EXERCISE GOAL:
How many lines of these entries hold the string "true"? Reply with the number alone.

[Items from an interface collection]
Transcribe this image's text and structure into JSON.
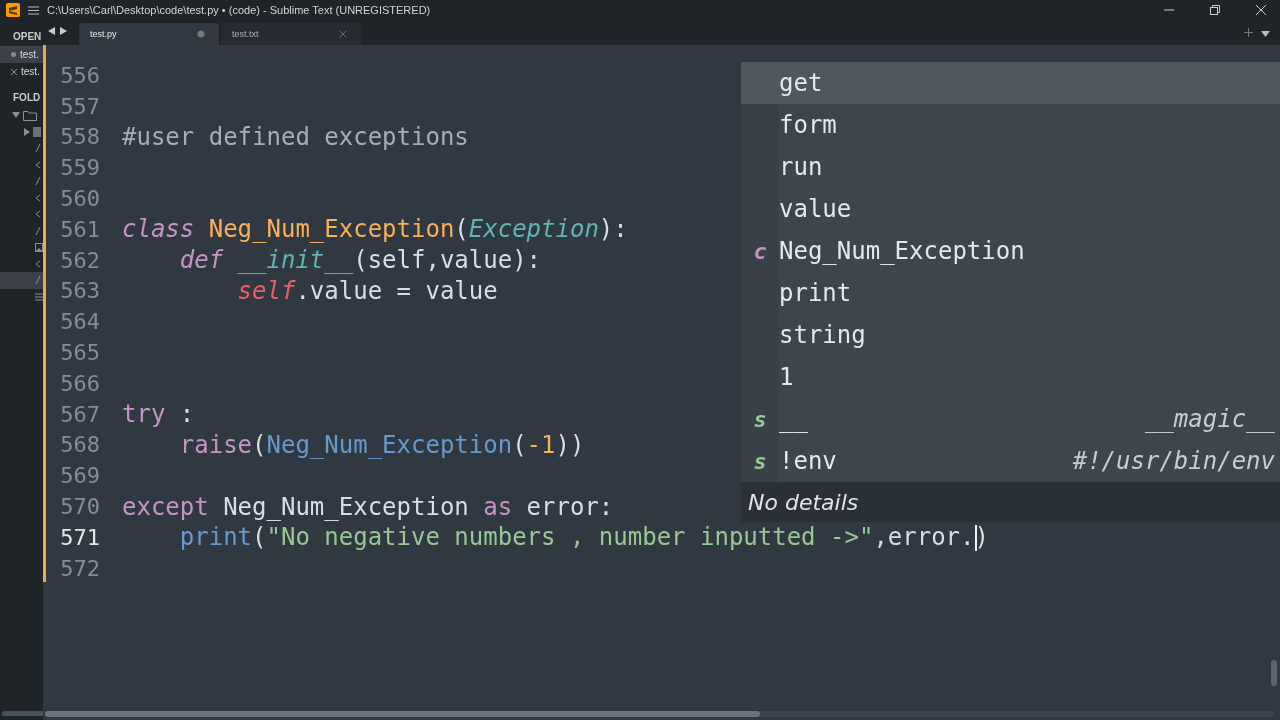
{
  "window": {
    "title": "C:\\Users\\Carl\\Desktop\\code\\test.py • (code) - Sublime Text (UNREGISTERED)"
  },
  "sidebar": {
    "open_header": "OPEN",
    "open_files": [
      {
        "name": "test.",
        "selected": true,
        "dirty": true
      },
      {
        "name": "test.",
        "selected": false,
        "dirty": false
      }
    ],
    "folders_header": "FOLD"
  },
  "tabs": [
    {
      "label": "test.py",
      "selected": true,
      "dirty": true
    },
    {
      "label": "test.txt",
      "selected": false,
      "dirty": false
    }
  ],
  "editor": {
    "lines": [
      {
        "number": "556",
        "current": false
      },
      {
        "number": "557",
        "current": false
      },
      {
        "number": "558",
        "current": false,
        "tokens": [
          {
            "text": "#user defined exceptions",
            "kind": "comment"
          }
        ]
      },
      {
        "number": "559",
        "current": false
      },
      {
        "number": "560",
        "current": false
      },
      {
        "number": "561",
        "current": false,
        "tokens": [
          {
            "text": "class",
            "kind": "storage"
          },
          {
            "text": " Neg_Num_Exception",
            "kind": "entity"
          },
          {
            "text": "(",
            "kind": "punct"
          },
          {
            "text": "Exception",
            "kind": "inherited"
          },
          {
            "text": "):",
            "kind": "punct"
          }
        ]
      },
      {
        "number": "562",
        "current": false,
        "tokens": [
          {
            "text": "    def",
            "kind": "storage"
          },
          {
            "text": " __init__",
            "kind": "function"
          },
          {
            "text": "(self,value):",
            "kind": "punct"
          }
        ]
      },
      {
        "number": "563",
        "current": false,
        "tokens": [
          {
            "text": "        self",
            "kind": "self"
          },
          {
            "text": ".value = value",
            "kind": "plain"
          }
        ]
      },
      {
        "number": "564",
        "current": false
      },
      {
        "number": "565",
        "current": false
      },
      {
        "number": "566",
        "current": false
      },
      {
        "number": "567",
        "current": false,
        "tokens": [
          {
            "text": "try",
            "kind": "keyword"
          },
          {
            "text": " :",
            "kind": "plain"
          }
        ]
      },
      {
        "number": "568",
        "current": false,
        "tokens": [
          {
            "text": "    raise",
            "kind": "keyword"
          },
          {
            "text": "(",
            "kind": "punct"
          },
          {
            "text": "Neg_Num_Exception",
            "kind": "call"
          },
          {
            "text": "(",
            "kind": "punct"
          },
          {
            "text": "-1",
            "kind": "number"
          },
          {
            "text": "))",
            "kind": "punct"
          }
        ]
      },
      {
        "number": "569",
        "current": false
      },
      {
        "number": "570",
        "current": false,
        "tokens": [
          {
            "text": "except",
            "kind": "keyword"
          },
          {
            "text": " Neg_Num_Exception ",
            "kind": "plain"
          },
          {
            "text": "as",
            "kind": "keyword"
          },
          {
            "text": " error:",
            "kind": "plain"
          }
        ]
      },
      {
        "number": "571",
        "current": true,
        "tokens": [
          {
            "text": "    print",
            "kind": "call"
          },
          {
            "text": "(",
            "kind": "punct"
          },
          {
            "text": "\"No negative numbers , number inputted ->\"",
            "kind": "string"
          },
          {
            "text": ",error.",
            "kind": "plain"
          },
          {
            "text": ")",
            "kind": "punct",
            "caret_before": true
          }
        ]
      },
      {
        "number": "572",
        "current": false
      }
    ]
  },
  "autocomplete": {
    "items": [
      {
        "label": "get",
        "kind": "plain",
        "selected": true
      },
      {
        "label": "form",
        "kind": "plain",
        "selected": false
      },
      {
        "label": "run",
        "kind": "plain",
        "selected": false
      },
      {
        "label": "value",
        "kind": "plain",
        "selected": false
      },
      {
        "label": "Neg_Num_Exception",
        "kind": "class",
        "badge": "c",
        "selected": false
      },
      {
        "label": "print",
        "kind": "plain",
        "selected": false
      },
      {
        "label": "string",
        "kind": "plain",
        "selected": false
      },
      {
        "label": "1",
        "kind": "plain",
        "selected": false
      },
      {
        "label": "__",
        "kind": "snippet",
        "badge": "s",
        "annotation": "__magic__",
        "selected": false
      },
      {
        "label": "!env",
        "kind": "snippet",
        "badge": "s",
        "annotation": "#!/usr/bin/env",
        "selected": false
      }
    ],
    "details": "No details"
  }
}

YOUR SOLUTION:
7